### [Stored dataset items]
□ □ □ □ □
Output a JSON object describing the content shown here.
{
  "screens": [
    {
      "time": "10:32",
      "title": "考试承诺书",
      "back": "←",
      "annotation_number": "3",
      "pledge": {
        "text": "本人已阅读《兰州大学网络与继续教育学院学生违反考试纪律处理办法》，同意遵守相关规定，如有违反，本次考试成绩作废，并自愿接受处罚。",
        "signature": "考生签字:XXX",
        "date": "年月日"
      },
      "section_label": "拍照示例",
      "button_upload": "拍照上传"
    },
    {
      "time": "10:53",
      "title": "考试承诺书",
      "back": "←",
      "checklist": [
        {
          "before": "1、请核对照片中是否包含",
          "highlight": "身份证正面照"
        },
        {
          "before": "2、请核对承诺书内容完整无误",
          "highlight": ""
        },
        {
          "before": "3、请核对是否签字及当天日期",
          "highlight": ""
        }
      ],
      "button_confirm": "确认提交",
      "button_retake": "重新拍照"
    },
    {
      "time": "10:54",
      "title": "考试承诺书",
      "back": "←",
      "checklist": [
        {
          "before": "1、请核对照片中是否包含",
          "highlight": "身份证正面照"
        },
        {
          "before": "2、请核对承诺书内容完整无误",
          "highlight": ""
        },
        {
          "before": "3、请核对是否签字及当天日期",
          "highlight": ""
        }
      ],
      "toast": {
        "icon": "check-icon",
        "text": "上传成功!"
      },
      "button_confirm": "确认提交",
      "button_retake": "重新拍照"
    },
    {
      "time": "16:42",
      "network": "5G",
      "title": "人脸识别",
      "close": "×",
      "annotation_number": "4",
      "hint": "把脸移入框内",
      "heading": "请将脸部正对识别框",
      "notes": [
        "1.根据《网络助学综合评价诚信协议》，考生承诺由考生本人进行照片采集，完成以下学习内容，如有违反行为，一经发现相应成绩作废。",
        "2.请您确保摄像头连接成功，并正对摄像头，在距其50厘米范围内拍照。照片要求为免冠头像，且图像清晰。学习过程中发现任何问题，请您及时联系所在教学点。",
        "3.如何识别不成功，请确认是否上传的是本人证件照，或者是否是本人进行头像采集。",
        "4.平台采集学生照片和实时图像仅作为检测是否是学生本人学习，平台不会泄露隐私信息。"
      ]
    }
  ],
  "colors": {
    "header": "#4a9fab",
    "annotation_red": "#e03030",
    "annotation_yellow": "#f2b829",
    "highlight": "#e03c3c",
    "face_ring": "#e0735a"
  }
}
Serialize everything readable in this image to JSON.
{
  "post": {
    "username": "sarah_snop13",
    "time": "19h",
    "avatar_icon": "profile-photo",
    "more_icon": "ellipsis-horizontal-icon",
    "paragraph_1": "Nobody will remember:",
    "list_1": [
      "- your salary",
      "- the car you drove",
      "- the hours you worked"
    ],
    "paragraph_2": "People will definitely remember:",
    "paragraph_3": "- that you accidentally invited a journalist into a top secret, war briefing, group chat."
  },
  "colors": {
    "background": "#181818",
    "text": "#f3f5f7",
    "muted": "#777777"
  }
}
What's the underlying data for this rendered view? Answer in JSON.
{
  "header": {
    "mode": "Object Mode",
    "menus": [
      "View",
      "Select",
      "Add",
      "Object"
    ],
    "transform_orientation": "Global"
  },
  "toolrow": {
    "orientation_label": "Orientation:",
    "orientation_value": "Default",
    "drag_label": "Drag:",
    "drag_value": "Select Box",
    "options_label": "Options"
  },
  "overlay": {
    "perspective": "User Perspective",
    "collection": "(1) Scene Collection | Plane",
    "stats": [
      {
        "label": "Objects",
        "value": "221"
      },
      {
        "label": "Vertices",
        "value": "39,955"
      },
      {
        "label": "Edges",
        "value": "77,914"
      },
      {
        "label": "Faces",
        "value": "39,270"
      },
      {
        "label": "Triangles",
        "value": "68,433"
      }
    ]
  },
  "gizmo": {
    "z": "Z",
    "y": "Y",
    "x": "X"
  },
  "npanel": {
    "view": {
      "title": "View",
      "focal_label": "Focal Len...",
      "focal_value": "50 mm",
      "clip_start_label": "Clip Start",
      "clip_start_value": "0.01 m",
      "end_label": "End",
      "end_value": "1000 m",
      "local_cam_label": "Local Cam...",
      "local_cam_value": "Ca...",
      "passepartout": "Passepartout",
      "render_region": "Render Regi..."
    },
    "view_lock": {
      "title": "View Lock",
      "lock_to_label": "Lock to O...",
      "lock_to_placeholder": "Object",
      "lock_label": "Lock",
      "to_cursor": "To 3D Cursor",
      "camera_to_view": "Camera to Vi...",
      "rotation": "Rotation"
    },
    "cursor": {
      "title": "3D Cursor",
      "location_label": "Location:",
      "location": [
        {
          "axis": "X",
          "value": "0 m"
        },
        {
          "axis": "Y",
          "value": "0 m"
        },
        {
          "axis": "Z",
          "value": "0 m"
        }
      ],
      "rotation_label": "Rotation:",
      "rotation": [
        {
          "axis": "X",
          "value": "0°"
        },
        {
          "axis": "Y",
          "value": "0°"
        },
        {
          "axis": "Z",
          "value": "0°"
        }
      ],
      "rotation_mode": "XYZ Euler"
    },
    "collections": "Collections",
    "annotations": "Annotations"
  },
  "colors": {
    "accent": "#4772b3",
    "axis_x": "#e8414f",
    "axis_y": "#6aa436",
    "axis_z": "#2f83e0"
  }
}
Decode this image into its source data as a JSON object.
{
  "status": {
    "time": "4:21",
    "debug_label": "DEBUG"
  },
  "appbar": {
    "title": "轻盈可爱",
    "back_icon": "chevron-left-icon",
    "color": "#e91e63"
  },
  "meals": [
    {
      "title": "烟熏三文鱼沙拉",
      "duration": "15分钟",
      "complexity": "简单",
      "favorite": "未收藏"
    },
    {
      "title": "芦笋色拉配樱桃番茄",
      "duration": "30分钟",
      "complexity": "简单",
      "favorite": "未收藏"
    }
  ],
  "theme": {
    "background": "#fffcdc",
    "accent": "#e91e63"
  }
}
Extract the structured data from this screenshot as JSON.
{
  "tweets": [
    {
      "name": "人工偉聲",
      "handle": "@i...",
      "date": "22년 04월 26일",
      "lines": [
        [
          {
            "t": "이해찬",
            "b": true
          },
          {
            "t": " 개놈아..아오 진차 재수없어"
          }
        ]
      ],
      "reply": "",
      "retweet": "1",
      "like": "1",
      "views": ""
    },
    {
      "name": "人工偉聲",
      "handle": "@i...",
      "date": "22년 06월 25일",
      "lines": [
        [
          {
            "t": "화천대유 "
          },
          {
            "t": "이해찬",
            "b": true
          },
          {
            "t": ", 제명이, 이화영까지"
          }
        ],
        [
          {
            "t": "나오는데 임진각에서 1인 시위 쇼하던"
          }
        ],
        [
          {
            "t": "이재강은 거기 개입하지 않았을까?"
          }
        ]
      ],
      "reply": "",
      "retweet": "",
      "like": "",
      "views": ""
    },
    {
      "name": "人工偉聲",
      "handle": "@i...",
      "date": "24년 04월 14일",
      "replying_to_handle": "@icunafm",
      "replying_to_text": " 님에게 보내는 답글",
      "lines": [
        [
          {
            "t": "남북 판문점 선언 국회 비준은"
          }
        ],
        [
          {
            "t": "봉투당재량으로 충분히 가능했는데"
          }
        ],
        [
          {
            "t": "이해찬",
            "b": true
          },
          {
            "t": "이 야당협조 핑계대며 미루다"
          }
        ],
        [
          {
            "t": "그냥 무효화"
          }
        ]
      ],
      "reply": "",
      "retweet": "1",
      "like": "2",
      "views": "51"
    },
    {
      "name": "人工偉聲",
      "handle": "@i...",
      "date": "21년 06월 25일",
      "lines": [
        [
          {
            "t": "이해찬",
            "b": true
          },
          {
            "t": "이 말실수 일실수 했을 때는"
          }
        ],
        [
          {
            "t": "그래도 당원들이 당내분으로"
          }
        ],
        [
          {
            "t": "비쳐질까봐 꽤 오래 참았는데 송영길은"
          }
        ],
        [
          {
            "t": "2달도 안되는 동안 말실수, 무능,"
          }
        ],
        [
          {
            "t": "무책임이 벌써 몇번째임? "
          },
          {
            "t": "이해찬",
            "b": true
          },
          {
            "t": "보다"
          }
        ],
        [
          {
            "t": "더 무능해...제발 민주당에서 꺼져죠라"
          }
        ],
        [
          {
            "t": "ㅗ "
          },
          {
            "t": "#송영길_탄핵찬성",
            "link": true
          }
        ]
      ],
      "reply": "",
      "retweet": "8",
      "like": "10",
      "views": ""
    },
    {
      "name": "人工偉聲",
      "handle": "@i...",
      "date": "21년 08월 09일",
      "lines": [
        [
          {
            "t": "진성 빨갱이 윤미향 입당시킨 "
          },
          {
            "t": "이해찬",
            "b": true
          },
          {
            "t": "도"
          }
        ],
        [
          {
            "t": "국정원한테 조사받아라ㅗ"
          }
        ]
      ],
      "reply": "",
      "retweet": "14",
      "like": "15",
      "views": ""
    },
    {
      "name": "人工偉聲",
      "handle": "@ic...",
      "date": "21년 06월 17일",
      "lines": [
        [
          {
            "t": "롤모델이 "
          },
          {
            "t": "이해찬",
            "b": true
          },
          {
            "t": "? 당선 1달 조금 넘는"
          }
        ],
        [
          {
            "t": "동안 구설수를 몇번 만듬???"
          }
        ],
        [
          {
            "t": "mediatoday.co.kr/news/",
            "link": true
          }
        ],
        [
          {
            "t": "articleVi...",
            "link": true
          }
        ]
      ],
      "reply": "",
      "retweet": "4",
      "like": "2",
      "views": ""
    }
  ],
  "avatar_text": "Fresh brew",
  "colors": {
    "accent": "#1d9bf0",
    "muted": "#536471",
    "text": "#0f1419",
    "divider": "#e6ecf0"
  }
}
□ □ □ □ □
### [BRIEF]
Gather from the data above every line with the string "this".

### [RESPONSE]
Serialize everything readable in this image to JSON.
What's the underlying data for this rendered view? Answer in JSON.
Decode this image into its source data as a JSON object.
Extract the structured data from this screenshot as JSON.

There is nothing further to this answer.